I have nothing but the highest respect for those who have served their country and I am certain there were hams who tried serve and found they were ineligible. When I originally researched this segment of amateur radio history, I was very surprised to find out only 20% of hams served in WWII. It is interesting how the passage of time warps how we perceive the past. It would be nice to think that the WWII ham community served a critical role in bolstering our wartime communications, but the reality is different. On the positive side, many non-hams who served in WWII dealing with radio communications gravitated towards ham radio after the war and helped swell the ranks of licensed amateurs.

2 Comments

  1. Thanks for the research.

    20% seems similar to the rate for the general population. 16 million people served in the US military during WWII, about 11% of the population.

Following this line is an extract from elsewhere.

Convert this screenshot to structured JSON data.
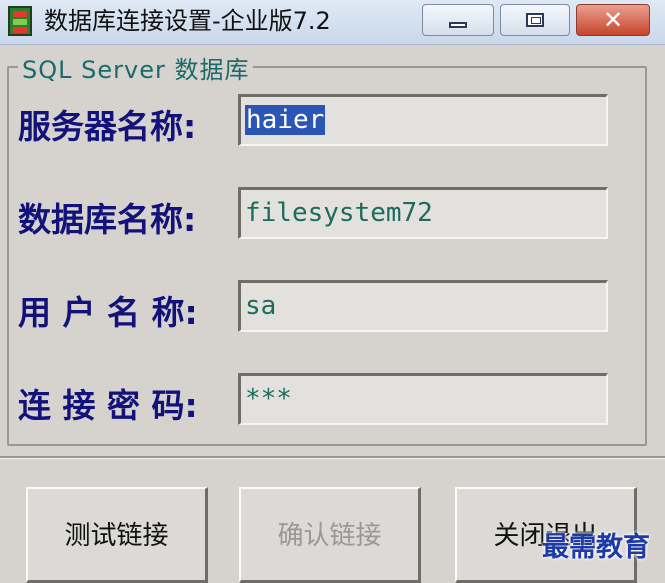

Assuming that nearly all hams were male and that those serving were almost all male and that half the US population was male, that’s about 22% of the population. Total population also includes children, so hams probably served at a slightly higher rate than the general population.

    Older hams were essential in the design and production of radio equipment for the war. There is a great movie about Hallicrafters building the BC-610 transmitter, with comments about that. “The Voice of Victory” made in 1944. It is online in two parts at the Prelinger Archive.

    http://www.archive.org/details/VoiceofV1944

    http://www.archive.org/details/VoiceofV1944_2

  2. AD7MI says:

    Great videos!

    You help make my point concerning the role hams played in WWII was no greater than the general population. I believe that American radio amateurs role in support of WWII is quite often overstated. In no way am I saying US hams shirked their responsibilities during WWII – just that they served in the same capacity as all other Americans… and not more than that.

    The video was sponsored by Hallicrafters and serves as a great PR tool for the company, but the assumption that the Signal Corps used primarily commercial off the shelf radio equipment is not correct. Mobile radios have been in the Signal Corps inventory even prior to WWI. The Signal Corps leveraged existing commercial production capabilities to augment its ability to field radio equipment to units – but the vast majority of R&D in support of Signal Corps equipment was done at Fort Monmouth, NJ at the radio lab.

    73 Scott HL9MI